01-25-2017, 05:35 PM
I am sure they exist some place. Maybe check for Tootsie Roll sights. Popsicle did bring up a bunch of sights just have to sift the chaff from the grain and find one for sale.

01-25-2017, 05:43 PM
Something about sks' and popsicle sticks. Hmmmm

01-25-2017, 05:56 PM
That's a tang sight by designation because of placement I believe.

here's a little read on what's what.

Target aperture sights are designed for maximum precision. The rear sight element (often called diopter) is usually a large disk (up to 1 inch or 2.5 cm in diameter) with a small hole in the middle, and is placed close to the shooter's eye. High end target diopters normally accept accessories like adjustable diopter aperture and optical filter systems to ensure optimal sighting conditions for match shooters. Typical modern target shooting diopters offer windage and elevation corrections in 2 mm (0.079 in) to 4 mm (0.157 in) increments at 100 m (109.4 yd). Some International Shooting Sport Federation (ISSF) (Olympic) shooting events require this precision level for sighting lines, since the score of the top competitors last 10 shots is expressed in tenths of scoring ring points.

The complementing front sight element may be a simple bead or post, but is more often a globe type sight, which consists of a cylinder with a threaded cap, which allows differently shaped removable front sight elements to be used. Most common are posts of varying widths and heights or rings of varying diameter—these can be chosen by the shooter for the best fit to the target being used. Tinted transparent plastic insert elements may also be used, with a hole in the middle; these work the same way as an opaque ring, but provide a less obstructed view of the target. High end target front sight tunnels normally also accept accessories like adjustable aperture and optical systems to ensure optimal sighting conditions for match shooters. Some high end target sight line manufacturers also offer front sights with integrated aperture mechanisms.

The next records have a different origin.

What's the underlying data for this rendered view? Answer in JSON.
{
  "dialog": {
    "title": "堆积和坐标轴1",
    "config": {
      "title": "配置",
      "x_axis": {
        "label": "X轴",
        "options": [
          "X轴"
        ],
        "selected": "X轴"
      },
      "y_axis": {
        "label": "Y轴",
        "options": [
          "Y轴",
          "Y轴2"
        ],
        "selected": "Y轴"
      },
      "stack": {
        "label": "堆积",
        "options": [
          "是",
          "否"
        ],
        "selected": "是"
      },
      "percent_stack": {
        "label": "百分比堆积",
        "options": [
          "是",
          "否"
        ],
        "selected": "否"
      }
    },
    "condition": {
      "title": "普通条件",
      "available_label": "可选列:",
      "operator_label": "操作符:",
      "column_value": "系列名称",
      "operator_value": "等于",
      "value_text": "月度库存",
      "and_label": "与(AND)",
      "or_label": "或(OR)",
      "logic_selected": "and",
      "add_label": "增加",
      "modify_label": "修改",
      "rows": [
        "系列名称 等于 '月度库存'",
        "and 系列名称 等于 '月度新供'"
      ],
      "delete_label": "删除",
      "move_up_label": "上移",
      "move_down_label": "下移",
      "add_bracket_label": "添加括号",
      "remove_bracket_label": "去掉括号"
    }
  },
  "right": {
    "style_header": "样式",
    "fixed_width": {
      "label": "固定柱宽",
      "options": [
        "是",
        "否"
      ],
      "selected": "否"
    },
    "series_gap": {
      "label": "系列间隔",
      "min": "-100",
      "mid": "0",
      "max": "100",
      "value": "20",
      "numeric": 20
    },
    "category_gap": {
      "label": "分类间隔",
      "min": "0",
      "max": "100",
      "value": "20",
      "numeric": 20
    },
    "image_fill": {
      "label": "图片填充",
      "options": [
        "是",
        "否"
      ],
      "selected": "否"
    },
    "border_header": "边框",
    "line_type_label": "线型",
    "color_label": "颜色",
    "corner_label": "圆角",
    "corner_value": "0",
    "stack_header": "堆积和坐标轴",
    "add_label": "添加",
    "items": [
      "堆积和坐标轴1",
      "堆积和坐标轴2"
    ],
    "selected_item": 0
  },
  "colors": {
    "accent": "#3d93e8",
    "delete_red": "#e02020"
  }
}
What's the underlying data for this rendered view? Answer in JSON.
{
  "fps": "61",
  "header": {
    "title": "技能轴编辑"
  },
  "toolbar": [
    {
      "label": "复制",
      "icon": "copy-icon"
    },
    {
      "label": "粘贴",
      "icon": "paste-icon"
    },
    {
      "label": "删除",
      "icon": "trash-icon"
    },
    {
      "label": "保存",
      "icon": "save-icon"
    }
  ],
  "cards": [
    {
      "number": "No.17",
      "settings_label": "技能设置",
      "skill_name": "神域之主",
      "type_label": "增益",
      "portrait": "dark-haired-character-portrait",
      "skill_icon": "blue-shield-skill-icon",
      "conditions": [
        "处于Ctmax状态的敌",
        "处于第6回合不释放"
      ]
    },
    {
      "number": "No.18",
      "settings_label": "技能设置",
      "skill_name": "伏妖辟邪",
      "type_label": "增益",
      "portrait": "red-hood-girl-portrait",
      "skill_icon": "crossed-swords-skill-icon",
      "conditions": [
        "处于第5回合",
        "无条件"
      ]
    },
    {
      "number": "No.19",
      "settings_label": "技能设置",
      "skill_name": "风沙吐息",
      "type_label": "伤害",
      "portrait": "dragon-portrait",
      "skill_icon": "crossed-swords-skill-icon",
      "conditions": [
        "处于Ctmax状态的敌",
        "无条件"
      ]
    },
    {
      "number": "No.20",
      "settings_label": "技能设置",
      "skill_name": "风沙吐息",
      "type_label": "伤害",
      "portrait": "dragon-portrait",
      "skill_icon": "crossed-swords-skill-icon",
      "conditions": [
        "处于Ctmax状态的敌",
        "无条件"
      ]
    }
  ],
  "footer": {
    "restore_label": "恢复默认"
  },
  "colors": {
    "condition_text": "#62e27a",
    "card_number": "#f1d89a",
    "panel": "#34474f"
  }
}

The use of round rear and front sighting elements for aiming at round targets, like used in ISSF match shooting, takes advantage of the natural ability of the eye and brain to easily align concentric circles. Even for the maximum precision, there should still be a significant area of white visible around the bullseye and between the front and rear sight ring (if a front ring is being used). Since the best key to determining center is the amount of light passing through the apertures, a narrow, dim ring of light can actually be more difficult to work with than a larger, brighter ring. The precise sizes are quite subjective, and depend on both shooter preference and ambient lighting, which is why target rifles come with easily replaceable front sight inserts, and adjustable aperture mechanisms.

Rifles from the late 19th century often featured one of two types of aperture sight called a tang sight or a ladder sight. Since the black powder used in muzzleloaders and early cartridges was not capable of propelling a bullet at high velocity, these sights had very large ranges of vertical adjustments, often on the order of several degrees, allowing very long shots to be made accurately. The .45-70 cartridge, for example, was tested by the military for accuracy at ranges of up to 1500 yards, which required 3 1⁄3 degrees of elevation. Both ladder and tang sights folded down when not in use to reduce the chance of damage to the sights. Ladder sights were mounted on the barrel, and could be used as sights in both the folded and unfolded states. Tang sights were mounted behind the action of the rifle, and provided a very long sight radius, and had to be unfolded for use, though rifles with tang sights often had open sights as well for close range use. Tang sights often had vernier scales, allowing adjustment down to a single minute of arc over the full range of the sight.

Aperture sights on military rifles use a larger aperture with a thinner ring, and generally a simple post front sight. The extreme case of this is the ghost ring sight, a relatively recent innovation that may be the fastest type of iron sight to use, while still providing a degree of precision comparable to or better than most open sights. Ghost ring sights are commonly found on riot and combat shotguns and customized handguns, and they are also gaining ground as a backup sighting system on rifles.